Friday, June 1, 2012

Highlights from Imagine

Sharing some personal highlights from Jonah Lehrer's Imagine: How Creativity Works.

The invention of the Swiffer is a tale of creativity. It’s the story of a few engineers coming up with an entirely new cleaning tool while watching someone sweep up some coffee grounds. In that flash of thought, Harry West and his team managed to think differently about something we all do every day. They were able to see the world as it was—a frustrating place filled with tedious chores—and then envision the world as it might be if only there were a better mop. That insight changed floor cleaning forever

It’s often only at this point, after we’ve stopped searching for the answer, that the answer arrives. (The imagination has a wicked sense of irony.) And when a solution does appear, it doesn’t come in dribs and drabs; the puzzle isn’t solved one piece at a time. Rather, the solution is shocking in its completeness.

Surprisingly, those students diagnosed with attention deficit hyperactivity disorder (ADHD) got significantly higher scores. White then measured levels of creative achievement in the real world, asking the students if they’d ever won prizes at juried art shows or been honored at science fairs. In every single domain, from drama to engineering, the students with ADHD had achieved more. Their attention deficit turned out to be a creative blessing.

Insights, after all, come from the overlap between seemingly unrelated thoughts. They emerge when concepts are transposed, when the rules of one place are shifted 

The benefit of such circulation is that it increases conceptual blending, allowing people to look at their most frustrating problems from a fresh perspective. Instead of trying to invent a new tack, imagine a roll of sticky paper; instead of trying to improve the battery performance of a laptop, think about the refractory properties of its light bulbs.

People need to be reminded that creativity is a verb, a very time-consuming verb. It’s about taking an idea in your head, and transforming that idea into something real. And that’s always going to be a long and difficult process. If you’re doing it right, it’s going to feel like work  

This helps explain why young children are so effortlessly creative: their censors don’t yet exist. But then the brain matures and we become too self-conscious to improvise, too worried about saying the wrong thing, or playing the wrong note, or falling off the surfboard. It’s at this point that the infamous “fourth-grade slump” in creativity sets in, as students suddenly stop wanting to make art in the classroom   

But sometimes that’s not enough: we need to leave behind everything. One of the most surprising (and pleasurable) ways of cultivating an outsider perspective is through travel, getting away from the places we spend most of our time. The reason travel is so useful for creativity involves a quirk of cognition in which problems that feel close get contemplated in a more literal manner. This means that when we are physically near the source of the problem, our thoughts are automatically constricted, bound by a more limited set of associations.

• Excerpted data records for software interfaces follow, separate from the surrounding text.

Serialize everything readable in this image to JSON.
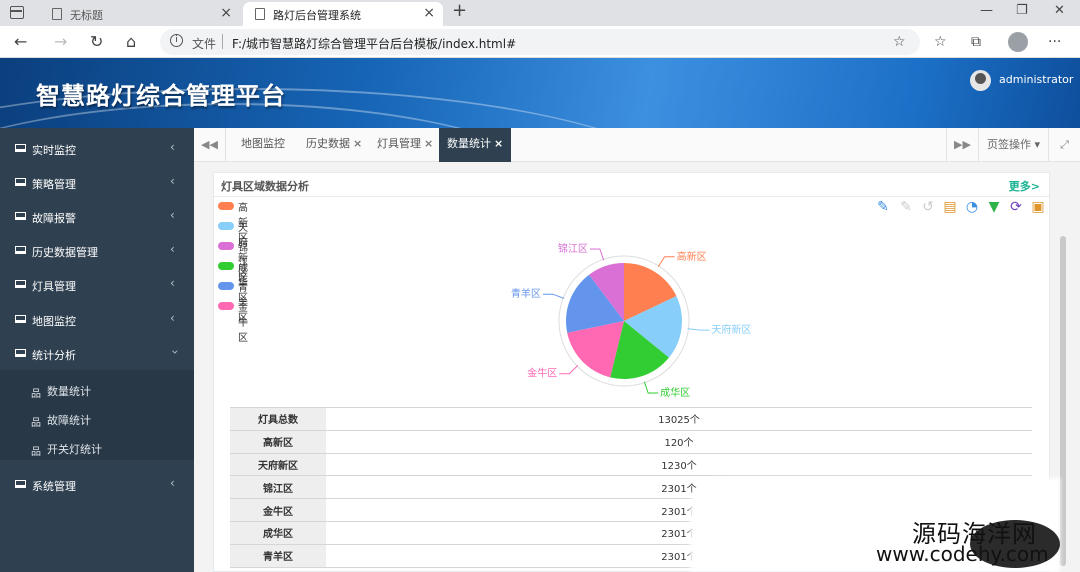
{
  "browser": {
    "tabs": [
      {
        "title": "无标题"
      },
      {
        "title": "路灯后台管理系统"
      }
    ],
    "address": {
      "scheme_label": "文件",
      "url": "F:/城市智慧路灯综合管理平台后台模板/index.html#"
    }
  },
  "header": {
    "title": "智慧路灯综合管理平台",
    "user": "administrator"
  },
  "sidebar": {
    "items": [
      {
        "label": "实时监控"
      },
      {
        "label": "策略管理"
      },
      {
        "label": "故障报警"
      },
      {
        "label": "历史数据管理"
      },
      {
        "label": "灯具管理"
      },
      {
        "label": "地图监控"
      },
      {
        "label": "统计分析"
      },
      {
        "label": "系统管理"
      }
    ],
    "subitems": [
      {
        "label": "数量统计"
      },
      {
        "label": "故障统计"
      },
      {
        "label": "开关灯统计"
      }
    ]
  },
  "pagetabs": {
    "tabs": [
      {
        "label": "地图监控"
      },
      {
        "label": "历史数据"
      },
      {
        "label": "灯具管理"
      },
      {
        "label": "数量统计"
      }
    ],
    "ops_label": "页签操作"
  },
  "panel": {
    "title": "灯具区域数据分析",
    "more": "更多>"
  },
  "chart_data": {
    "type": "pie",
    "title": "",
    "legend_position": "top-left",
    "slices": [
      {
        "name": "高新区",
        "value": 2301,
        "color": "#ff7f50"
      },
      {
        "name": "天府新区",
        "value": 2301,
        "color": "#87cefa"
      },
      {
        "name": "成华区",
        "value": 2301,
        "color": "#32cd32"
      },
      {
        "name": "金牛区",
        "value": 2301,
        "color": "#ff69b4"
      },
      {
        "name": "青羊区",
        "value": 2301,
        "color": "#6495ed"
      },
      {
        "name": "锦江区",
        "value": 1320,
        "color": "#da70d6"
      }
    ],
    "legend": [
      "高新区",
      "天府新区",
      "锦江区",
      "成华区",
      "青羊区",
      "金牛区"
    ]
  },
  "stats": {
    "rows": [
      {
        "k": "灯具总数",
        "v": "13025个"
      },
      {
        "k": "高新区",
        "v": "120个"
      },
      {
        "k": "天府新区",
        "v": "1230个"
      },
      {
        "k": "锦江区",
        "v": "2301个"
      },
      {
        "k": "金牛区",
        "v": "2301个"
      },
      {
        "k": "成华区",
        "v": "2301个"
      },
      {
        "k": "青羊区",
        "v": "2301个"
      }
    ]
  },
  "watermark": {
    "line1": "源码海洋网",
    "line2": "www.codehy.com"
  }
}
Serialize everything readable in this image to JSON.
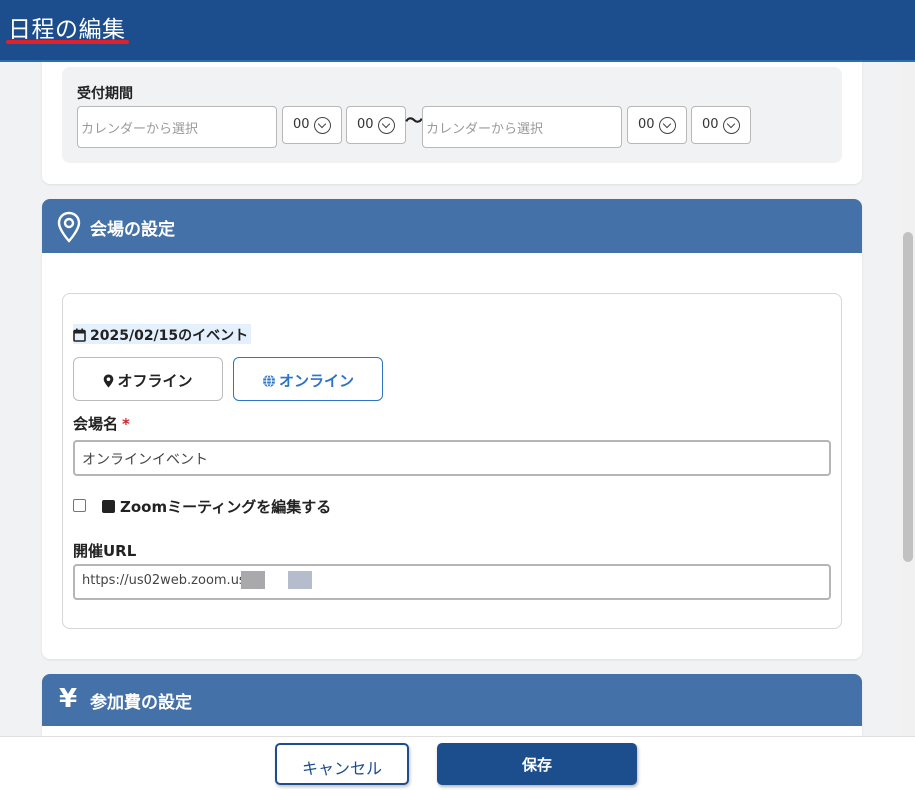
{
  "header": {
    "title": "日程の編集"
  },
  "reception": {
    "label": "受付期間",
    "start_date_placeholder": "カレンダーから選択",
    "start_hour": "00",
    "start_minute": "00",
    "separator": "〜",
    "end_date_placeholder": "カレンダーから選択",
    "end_hour": "00",
    "end_minute": "00"
  },
  "venue_section": {
    "title": "会場の設定",
    "event_date_label": "2025/02/15のイベント",
    "offline_label": "オフライン",
    "online_label": "オンライン",
    "selected_mode": "online",
    "venue_name_label": "会場名",
    "required_mark": "*",
    "venue_name_value": "オンラインイベント",
    "zoom_checkbox_label": "Zoomミーティングを編集する",
    "zoom_checked": false,
    "url_label": "開催URL",
    "url_value": "https://us02web.zoom.us/"
  },
  "fee_section": {
    "title": "参加費の設定"
  },
  "footer": {
    "cancel_label": "キャンセル",
    "save_label": "保存"
  },
  "colors": {
    "header_bg": "#1c4e8d",
    "section_header_bg": "#4471a7",
    "accent": "#2d74c4",
    "required": "#d0242b"
  }
}
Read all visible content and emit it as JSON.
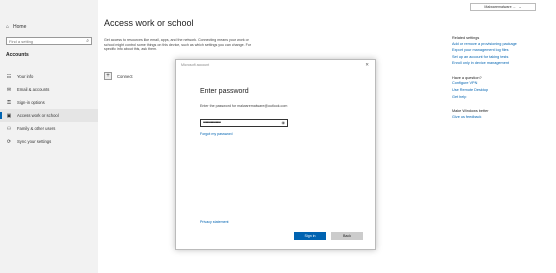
{
  "sidebar": {
    "home_label": "Home",
    "find_placeholder": "Find a setting",
    "section_title": "Accounts",
    "items": [
      {
        "label": "Your info",
        "icon": "person-card-icon"
      },
      {
        "label": "Email & accounts",
        "icon": "mail-icon"
      },
      {
        "label": "Sign-in options",
        "icon": "key-icon"
      },
      {
        "label": "Access work or school",
        "icon": "briefcase-icon"
      },
      {
        "label": "Family & other users",
        "icon": "people-icon"
      },
      {
        "label": "Sync your settings",
        "icon": "sync-icon"
      }
    ]
  },
  "main": {
    "title": "Access work or school",
    "description": "Get access to resources like email, apps, and the network. Connecting means your work or school might control some things on this device, such as which settings you can change. For specific info about this, ask them.",
    "connect_label": "Connect"
  },
  "user_chip": {
    "label": "Malwaremalware ..."
  },
  "right_panel": {
    "related_title": "Related settings",
    "related_links": [
      "Add or remove a provisioning package",
      "Export your management log files",
      "Set up an account for taking tests",
      "Enroll only in device management"
    ],
    "question_title": "Have a question?",
    "question_links": [
      "Configure VPN",
      "Use Remote Desktop",
      "Get help"
    ],
    "better_title": "Make Windows better",
    "better_links": [
      "Give us feedback"
    ]
  },
  "dialog": {
    "window_title": "Microsoft account",
    "heading": "Enter password",
    "label": "Enter the password for malwaremalware@outlook.com",
    "password_masked": "••••••••••••••",
    "forgot_link": "Forgot my password",
    "privacy_link": "Privacy statement",
    "signin_label": "Sign in",
    "back_label": "Back"
  }
}
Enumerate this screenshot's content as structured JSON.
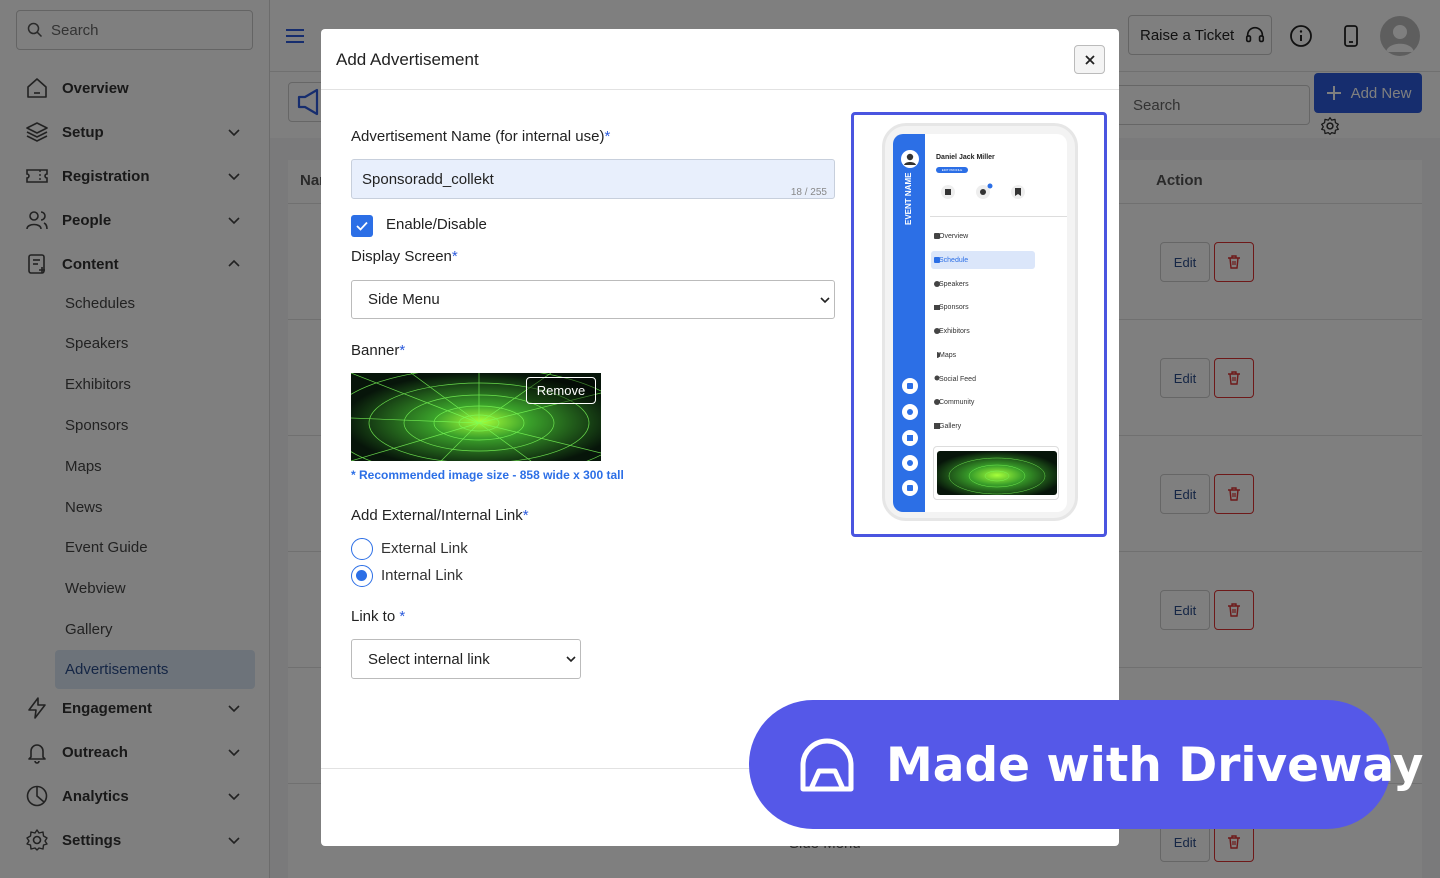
{
  "sidebar": {
    "search_placeholder": "Search",
    "items": [
      {
        "label": "Overview",
        "icon": "home-icon"
      },
      {
        "label": "Setup",
        "icon": "layers-icon"
      },
      {
        "label": "Registration",
        "icon": "ticket-icon"
      },
      {
        "label": "People",
        "icon": "people-icon"
      },
      {
        "label": "Content",
        "icon": "content-icon"
      },
      {
        "label": "Engagement",
        "icon": "bolt-icon"
      },
      {
        "label": "Outreach",
        "icon": "bell-icon"
      },
      {
        "label": "Analytics",
        "icon": "pie-icon"
      },
      {
        "label": "Settings",
        "icon": "gear-icon"
      }
    ],
    "content_sub": [
      "Schedules",
      "Speakers",
      "Exhibitors",
      "Sponsors",
      "Maps",
      "News",
      "Event Guide",
      "Webview",
      "Gallery",
      "Advertisements"
    ],
    "active_sub": "Advertisements"
  },
  "header": {
    "raise_ticket": "Raise a Ticket"
  },
  "page": {
    "search_placeholder": "Search",
    "add_new": "Add New",
    "col_name": "Nar",
    "col_action": "Action",
    "edit_label": "Edit",
    "bottom_fragment": "Side Menu"
  },
  "modal": {
    "title": "Add Advertisement",
    "name_label": "Advertisement Name (for internal use)",
    "name_value": "Sponsoradd_collekt",
    "name_counter": "18 / 255",
    "enable_label": "Enable/Disable",
    "display_screen_label": "Display Screen",
    "display_screen_value": "Side Menu",
    "banner_label": "Banner",
    "remove_label": "Remove",
    "banner_hint": "* Recommended image size - 858 wide x 300 tall",
    "link_label": "Add External/Internal Link",
    "external_link": "External Link",
    "internal_link": "Internal Link",
    "selected_link": "Internal Link",
    "link_to_label": "Link to ",
    "link_to_value": "Select internal link",
    "required_mark": "*"
  },
  "preview": {
    "user_name": "Daniel Jack Miller",
    "edit_profile": "EDIT PROFILE",
    "event_name": "EVENT NAME",
    "quick_links": [
      "My Agenda",
      "Messages",
      "Bookmarks"
    ],
    "menu": [
      "Overview",
      "Schedule",
      "Speakers",
      "Sponsors",
      "Exhibitors",
      "Maps",
      "Social Feed",
      "Community",
      "Gallery"
    ],
    "active_menu": "Schedule"
  },
  "watermark": {
    "text": "Made with Driveway"
  },
  "colors": {
    "accent": "#2c6fe6",
    "badge": "#5558e8",
    "delete": "#d33333"
  }
}
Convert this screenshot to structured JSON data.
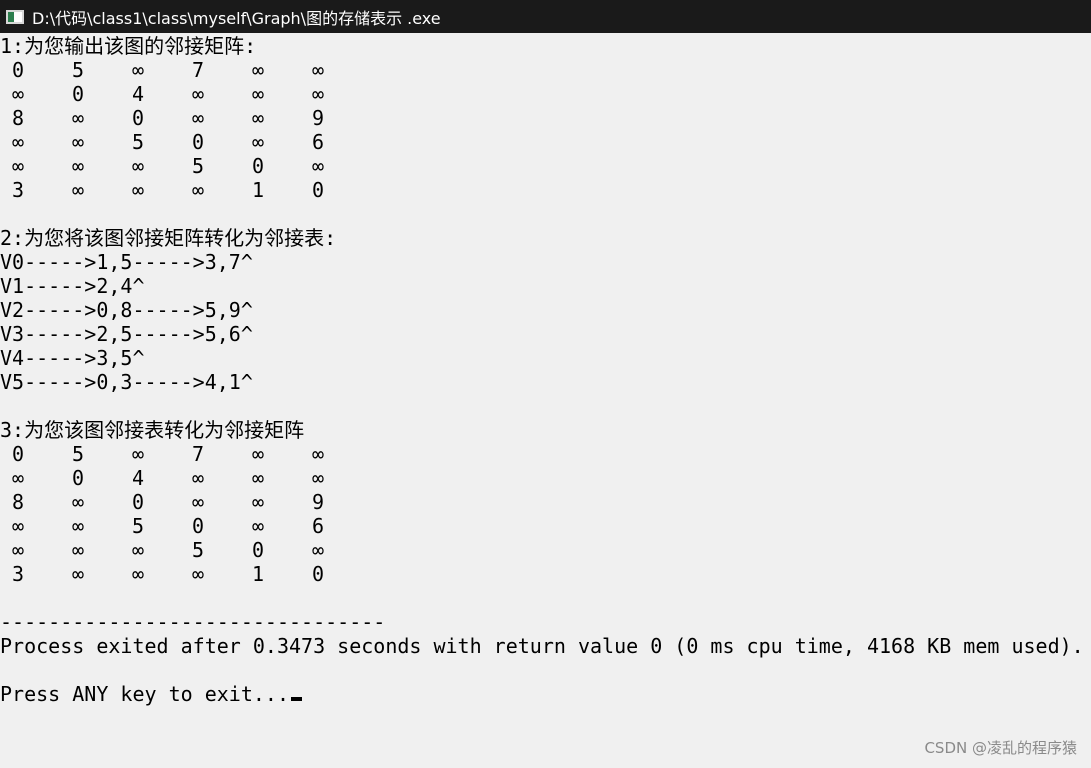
{
  "window": {
    "title": "D:\\代码\\class1\\class\\myself\\Graph\\图的存储表示 .exe"
  },
  "console": {
    "section1_header": "1:为您输出该图的邻接矩阵:",
    "matrix1": [
      [
        "0",
        "5",
        "∞",
        "7",
        "∞",
        "∞"
      ],
      [
        "∞",
        "0",
        "4",
        "∞",
        "∞",
        "∞"
      ],
      [
        "8",
        "∞",
        "0",
        "∞",
        "∞",
        "9"
      ],
      [
        "∞",
        "∞",
        "5",
        "0",
        "∞",
        "6"
      ],
      [
        "∞",
        "∞",
        "∞",
        "5",
        "0",
        "∞"
      ],
      [
        "3",
        "∞",
        "∞",
        "∞",
        "1",
        "0"
      ]
    ],
    "section2_header": "2:为您将该图邻接矩阵转化为邻接表:",
    "adjacency_list": [
      "V0----->1,5----->3,7^",
      "V1----->2,4^",
      "V2----->0,8----->5,9^",
      "V3----->2,5----->5,6^",
      "V4----->3,5^",
      "V5----->0,3----->4,1^"
    ],
    "section3_header": "3:为您该图邻接表转化为邻接矩阵",
    "matrix2": [
      [
        "0",
        "5",
        "∞",
        "7",
        "∞",
        "∞"
      ],
      [
        "∞",
        "0",
        "4",
        "∞",
        "∞",
        "∞"
      ],
      [
        "8",
        "∞",
        "0",
        "∞",
        "∞",
        "9"
      ],
      [
        "∞",
        "∞",
        "5",
        "0",
        "∞",
        "6"
      ],
      [
        "∞",
        "∞",
        "∞",
        "5",
        "0",
        "∞"
      ],
      [
        "3",
        "∞",
        "∞",
        "∞",
        "1",
        "0"
      ]
    ],
    "separator": "--------------------------------",
    "process_status": "Process exited after 0.3473 seconds with return value 0 (0 ms cpu time, 4168 KB mem used).",
    "exit_prompt": "Press ANY key to exit..."
  },
  "watermark": "CSDN @凌乱的程序猿"
}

While this habit can be helpful—it allows us to focus on the facts at hand—it also inhibits the imagination.

Furthermore, there’s evidence that group creativity is becoming more necessary. Because we live in a world of very hard problems—all the low-hanging fruit is gone—many of the most important challenges exceed the capabilities of the individual imagination. As a result, we can find solutions only by working with other people.  

When children are allowed to create, they’re able to develop the sophisticated talents that are required for success in the real world. Instead of learning how to pass a standardized test, they learn how to cope with complexity and connect ideas, how to bridge disciplines and improve their first drafts